then

$A_i = \begin{bmatrix} a_{1,1} & a_{1,2} & \dots & a_{1, i-1} & b_1 & a_{1, i+1} & \dots & a_{1,n} \\ a_{2,1} & a_{2,2} & \dots & a_{2, i-1} & b_2 & a_{2, i+1} & \dots & a_{2,n} \\ \vdots & \vdots & \ddots & \vdots & \vdots & \vdots & \ddots & \vdots \\ a_{n,1} & a_{n,2} & \dots & a_{n, i-1} & b_n & a_{n, i+1} & \dots & a_{n,n} \end{bmatrix}.$

For all $j \in \{1, \dots, n\}$ the matrix obtained by deleting the $j$-th row and the $i$-th column of $A$ is equal to the matrix obtained by deleting the $j$-th row and $i$-th column of $A_i$. Therefore, by the definition of a cofactor, the cofactor of $(A_i)_{j,i}$ is equal to $A_{ji}$.

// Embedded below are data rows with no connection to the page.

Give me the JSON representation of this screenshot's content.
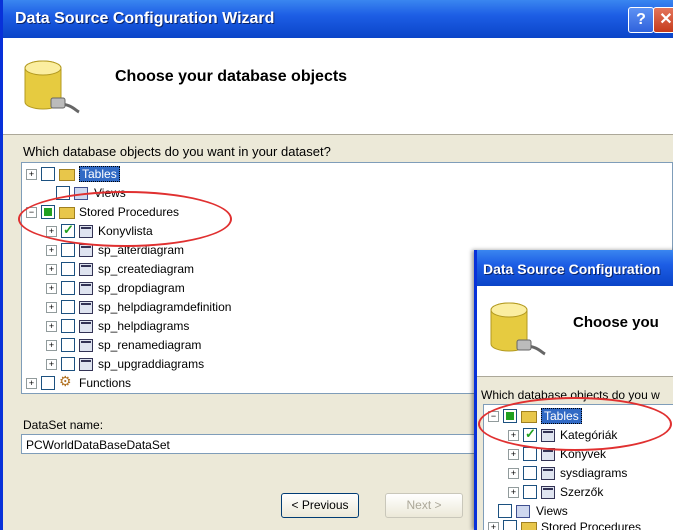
{
  "main": {
    "title": "Data Source Configuration Wizard",
    "help_label": "?",
    "close_label": "✕",
    "header_title": "Choose your database objects",
    "prompt": "Which database objects do you want in your dataset?",
    "tree": {
      "tables": "Tables",
      "views": "Views",
      "stored_procedures": "Stored Procedures",
      "procedures": [
        "Konyvlista",
        "sp_alterdiagram",
        "sp_creatediagram",
        "sp_dropdiagram",
        "sp_helpdiagramdefinition",
        "sp_helpdiagrams",
        "sp_renamediagram",
        "sp_upgraddiagrams"
      ],
      "functions": "Functions"
    },
    "dataset_label": "DataSet name:",
    "dataset_value": "PCWorldDataBaseDataSet",
    "prev_button": "< Previous",
    "next_button": "Next >"
  },
  "second": {
    "title": "Data Source Configuration",
    "header_title": "Choose you",
    "prompt": "Which database objects do you w",
    "tree": {
      "tables": "Tables",
      "items": [
        "Kategóriák",
        "Konyvek",
        "sysdiagrams",
        "Szerzők"
      ],
      "views": "Views",
      "stored_procedures": "Stored Procedures"
    }
  },
  "colors": {
    "highlight": "#e03030",
    "titlebar": "#0a44c8",
    "checked": "#21a121"
  }
}
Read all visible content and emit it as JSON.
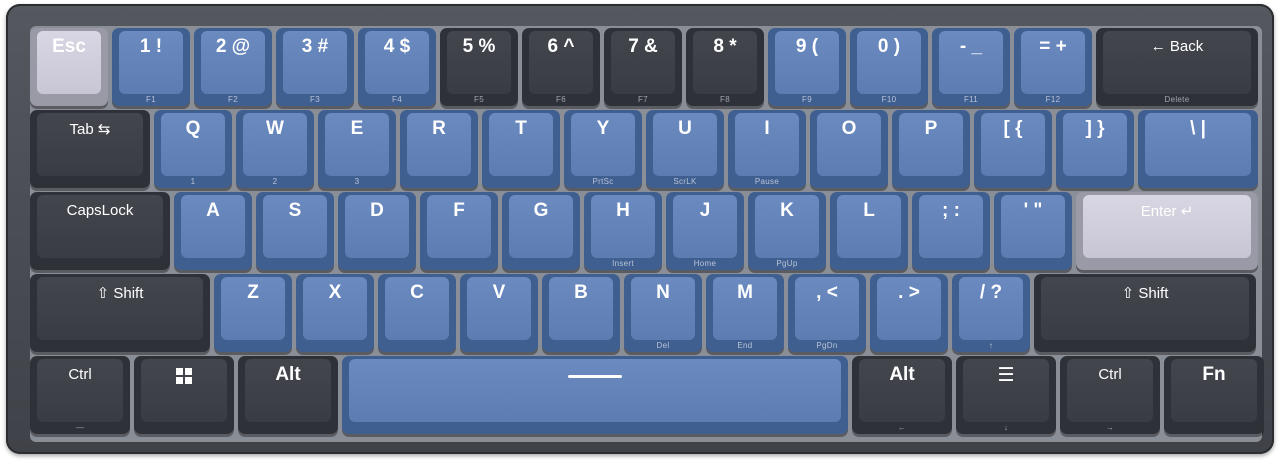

By the Expansion Theorem for Determinants, we now have

$\det{A_i} = \sum_{j=1}^n A_{ji} b_j.$

Therefore,

$x_i = \frac{\det{A_i}}{\det{A}}$

as desired.


Source of Name

This entry was named for Gabriel Cramer.


Sources